## DATA TO EXAMINE
* * * * * * *
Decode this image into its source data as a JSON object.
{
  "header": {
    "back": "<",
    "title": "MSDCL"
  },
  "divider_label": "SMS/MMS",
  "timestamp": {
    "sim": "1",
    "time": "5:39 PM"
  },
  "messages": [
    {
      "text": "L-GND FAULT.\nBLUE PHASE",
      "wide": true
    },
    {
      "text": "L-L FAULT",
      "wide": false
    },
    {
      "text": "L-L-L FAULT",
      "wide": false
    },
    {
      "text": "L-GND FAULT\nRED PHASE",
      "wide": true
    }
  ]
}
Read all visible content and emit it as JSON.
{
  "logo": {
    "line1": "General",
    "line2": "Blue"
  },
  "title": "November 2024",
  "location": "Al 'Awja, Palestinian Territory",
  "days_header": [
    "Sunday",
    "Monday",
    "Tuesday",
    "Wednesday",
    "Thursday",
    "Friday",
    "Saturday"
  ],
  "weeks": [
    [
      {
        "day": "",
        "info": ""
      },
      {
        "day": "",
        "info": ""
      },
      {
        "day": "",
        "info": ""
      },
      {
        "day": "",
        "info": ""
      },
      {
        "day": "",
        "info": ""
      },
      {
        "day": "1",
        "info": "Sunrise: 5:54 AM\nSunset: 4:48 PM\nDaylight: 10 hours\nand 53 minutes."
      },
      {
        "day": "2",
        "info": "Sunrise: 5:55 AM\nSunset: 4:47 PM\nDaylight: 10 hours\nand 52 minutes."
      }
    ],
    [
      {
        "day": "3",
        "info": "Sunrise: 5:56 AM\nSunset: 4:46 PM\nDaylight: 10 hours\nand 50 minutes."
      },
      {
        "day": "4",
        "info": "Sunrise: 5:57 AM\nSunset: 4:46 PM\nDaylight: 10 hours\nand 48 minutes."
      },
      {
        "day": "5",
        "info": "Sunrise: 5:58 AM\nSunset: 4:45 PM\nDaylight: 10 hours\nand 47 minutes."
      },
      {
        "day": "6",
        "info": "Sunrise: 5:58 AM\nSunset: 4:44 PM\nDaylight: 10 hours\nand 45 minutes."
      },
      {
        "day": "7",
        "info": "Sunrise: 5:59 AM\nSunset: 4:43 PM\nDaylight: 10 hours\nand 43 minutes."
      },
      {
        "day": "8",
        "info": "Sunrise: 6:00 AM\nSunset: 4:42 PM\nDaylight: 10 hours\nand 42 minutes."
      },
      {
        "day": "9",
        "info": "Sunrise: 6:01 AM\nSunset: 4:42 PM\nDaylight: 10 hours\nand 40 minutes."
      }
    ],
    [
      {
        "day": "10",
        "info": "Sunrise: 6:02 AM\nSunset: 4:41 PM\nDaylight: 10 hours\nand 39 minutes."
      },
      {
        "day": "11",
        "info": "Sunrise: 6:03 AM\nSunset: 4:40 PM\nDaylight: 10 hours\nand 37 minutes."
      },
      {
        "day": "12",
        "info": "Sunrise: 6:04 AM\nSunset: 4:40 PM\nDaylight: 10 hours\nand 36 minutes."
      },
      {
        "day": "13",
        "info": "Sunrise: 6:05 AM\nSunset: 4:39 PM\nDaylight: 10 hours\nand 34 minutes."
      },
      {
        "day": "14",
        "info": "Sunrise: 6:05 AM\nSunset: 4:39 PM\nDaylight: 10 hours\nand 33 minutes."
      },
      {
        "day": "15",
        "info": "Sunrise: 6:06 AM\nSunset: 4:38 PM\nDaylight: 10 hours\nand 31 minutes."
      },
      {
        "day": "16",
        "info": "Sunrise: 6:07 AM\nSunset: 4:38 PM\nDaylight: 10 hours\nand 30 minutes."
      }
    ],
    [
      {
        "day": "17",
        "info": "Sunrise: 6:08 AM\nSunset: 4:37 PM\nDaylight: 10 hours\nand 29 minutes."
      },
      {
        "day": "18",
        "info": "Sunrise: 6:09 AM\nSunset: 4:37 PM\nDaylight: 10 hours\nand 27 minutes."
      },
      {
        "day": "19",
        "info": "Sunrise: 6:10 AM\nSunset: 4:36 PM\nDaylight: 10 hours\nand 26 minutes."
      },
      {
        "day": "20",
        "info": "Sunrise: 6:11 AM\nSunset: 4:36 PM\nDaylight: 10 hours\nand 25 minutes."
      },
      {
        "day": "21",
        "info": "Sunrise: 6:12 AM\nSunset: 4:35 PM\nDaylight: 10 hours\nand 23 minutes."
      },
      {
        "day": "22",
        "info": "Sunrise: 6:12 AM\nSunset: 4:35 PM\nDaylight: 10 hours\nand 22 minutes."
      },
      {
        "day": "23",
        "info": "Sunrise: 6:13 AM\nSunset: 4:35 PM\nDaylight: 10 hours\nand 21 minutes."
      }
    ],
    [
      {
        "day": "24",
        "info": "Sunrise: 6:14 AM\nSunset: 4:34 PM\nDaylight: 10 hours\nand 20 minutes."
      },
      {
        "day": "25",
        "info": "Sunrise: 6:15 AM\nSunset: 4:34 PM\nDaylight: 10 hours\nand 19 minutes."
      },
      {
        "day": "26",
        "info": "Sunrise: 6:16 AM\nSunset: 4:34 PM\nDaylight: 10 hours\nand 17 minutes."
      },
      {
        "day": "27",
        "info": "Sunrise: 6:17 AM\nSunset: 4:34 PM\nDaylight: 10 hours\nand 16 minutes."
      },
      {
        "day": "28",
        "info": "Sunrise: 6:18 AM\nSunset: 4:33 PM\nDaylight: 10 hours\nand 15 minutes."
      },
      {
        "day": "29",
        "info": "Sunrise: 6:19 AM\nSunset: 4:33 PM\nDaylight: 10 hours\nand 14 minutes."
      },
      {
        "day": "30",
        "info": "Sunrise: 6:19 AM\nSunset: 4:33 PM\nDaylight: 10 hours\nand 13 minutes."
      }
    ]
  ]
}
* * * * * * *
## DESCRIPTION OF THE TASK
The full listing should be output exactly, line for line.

## SOLVED EXERCISE
Decode this image into its source data as a JSON object.
{
  "header": {
    "back": "<",
    "title": "MSDCL"
  },
  "divider_label": "SMS/MMS",
  "timestamp": {
    "sim": "1",
    "time": "5:39 PM"
  },
  "messages": [
    {
      "text": "L-GND FAULT.\nBLUE PHASE",
      "wide": true
    },
    {
      "text": "L-L FAULT",
      "wide": false
    },
    {
      "text": "L-L-L FAULT",
      "wide": false
    },
    {
      "text": "L-GND FAULT\nRED PHASE",
      "wide": true
    }
  ]
}
Read all visible content and emit it as JSON.
{
  "logo": {
    "line1": "General",
    "line2": "Blue"
  },
  "title": "November 2024",
  "location": "Al 'Awja, Palestinian Territory",
  "days_header": [
    "Sunday",
    "Monday",
    "Tuesday",
    "Wednesday",
    "Thursday",
    "Friday",
    "Saturday"
  ],
  "weeks": [
    [
      {
        "day": "",
        "info": ""
      },
      {
        "day": "",
        "info": ""
      },
      {
        "day": "",
        "info": ""
      },
      {
        "day": "",
        "info": ""
      },
      {
        "day": "",
        "info": ""
      },
      {
        "day": "1",
        "info": "Sunrise: 5:54 AM\nSunset: 4:48 PM\nDaylight: 10 hours\nand 53 minutes."
      },
      {
        "day": "2",
        "info": "Sunrise: 5:55 AM\nSunset: 4:47 PM\nDaylight: 10 hours\nand 52 minutes."
      }
    ],
    [
      {
        "day": "3",
        "info": "Sunrise: 5:56 AM\nSunset: 4:46 PM\nDaylight: 10 hours\nand 50 minutes."
      },
      {
        "day": "4",
        "info": "Sunrise: 5:57 AM\nSunset: 4:46 PM\nDaylight: 10 hours\nand 48 minutes."
      },
      {
        "day": "5",
        "info": "Sunrise: 5:58 AM\nSunset: 4:45 PM\nDaylight: 10 hours\nand 47 minutes."
      },
      {
        "day": "6",
        "info": "Sunrise: 5:58 AM\nSunset: 4:44 PM\nDaylight: 10 hours\nand 45 minutes."
      },
      {
        "day": "7",
        "info": "Sunrise: 5:59 AM\nSunset: 4:43 PM\nDaylight: 10 hours\nand 43 minutes."
      },
      {
        "day": "8",
        "info": "Sunrise: 6:00 AM\nSunset: 4:42 PM\nDaylight: 10 hours\nand 42 minutes."
      },
      {
        "day": "9",
        "info": "Sunrise: 6:01 AM\nSunset: 4:42 PM\nDaylight: 10 hours\nand 40 minutes."
      }
    ],
    [
      {
        "day": "10",
        "info": "Sunrise: 6:02 AM\nSunset: 4:41 PM\nDaylight: 10 hours\nand 39 minutes."
      },
      {
        "day": "11",
        "info": "Sunrise: 6:03 AM\nSunset: 4:40 PM\nDaylight: 10 hours\nand 37 minutes."
      },
      {
        "day": "12",
        "info": "Sunrise: 6:04 AM\nSunset: 4:40 PM\nDaylight: 10 hours\nand 36 minutes."
      },
      {
        "day": "13",
        "info": "Sunrise: 6:05 AM\nSunset: 4:39 PM\nDaylight: 10 hours\nand 34 minutes."
      },
      {
        "day": "14",
        "info": "Sunrise: 6:05 AM\nSunset: 4:39 PM\nDaylight: 10 hours\nand 33 minutes."
      },
      {
        "day": "15",
        "info": "Sunrise: 6:06 AM\nSunset: 4:38 PM\nDaylight: 10 hours\nand 31 minutes."
      },
      {
        "day": "16",
        "info": "Sunrise: 6:07 AM\nSunset: 4:38 PM\nDaylight: 10 hours\nand 30 minutes."
      }
    ],
    [
      {
        "day": "17",
        "info": "Sunrise: 6:08 AM\nSunset: 4:37 PM\nDaylight: 10 hours\nand 29 minutes."
      },
      {
        "day": "18",
        "info": "Sunrise: 6:09 AM\nSunset: 4:37 PM\nDaylight: 10 hours\nand 27 minutes."
      },
      {
        "day": "19",
        "info": "Sunrise: 6:10 AM\nSunset: 4:36 PM\nDaylight: 10 hours\nand 26 minutes."
      },
      {
        "day": "20",
        "info": "Sunrise: 6:11 AM\nSunset: 4:36 PM\nDaylight: 10 hours\nand 25 minutes."
      },
      {
        "day": "21",
        "info": "Sunrise: 6:12 AM\nSunset: 4:35 PM\nDaylight: 10 hours\nand 23 minutes."
      },
      {
        "day": "22",
        "info": "Sunrise: 6:12 AM\nSunset: 4:35 PM\nDaylight: 10 hours\nand 22 minutes."
      },
      {
        "day": "23",
        "info": "Sunrise: 6:13 AM\nSunset: 4:35 PM\nDaylight: 10 hours\nand 21 minutes."
      }
    ],
    [
      {
        "day": "24",
        "info": "Sunrise: 6:14 AM\nSunset: 4:34 PM\nDaylight: 10 hours\nand 20 minutes."
      },
      {
        "day": "25",
        "info": "Sunrise: 6:15 AM\nSunset: 4:34 PM\nDaylight: 10 hours\nand 19 minutes."
      },
      {
        "day": "26",
        "info": "Sunrise: 6:16 AM\nSunset: 4:34 PM\nDaylight: 10 hours\nand 17 minutes."
      },
      {
        "day": "27",
        "info": "Sunrise: 6:17 AM\nSunset: 4:34 PM\nDaylight: 10 hours\nand 16 minutes."
      },
      {
        "day": "28",
        "info": "Sunrise: 6:18 AM\nSunset: 4:33 PM\nDaylight: 10 hours\nand 15 minutes."
      },
      {
        "day": "29",
        "info": "Sunrise: 6:19 AM\nSunset: 4:33 PM\nDaylight: 10 hours\nand 14 minutes."
      },
      {
        "day": "30",
        "info": "Sunrise: 6:19 AM\nSunset: 4:33 PM\nDaylight: 10 hours\nand 13 minutes."
      }
    ]
  ]
}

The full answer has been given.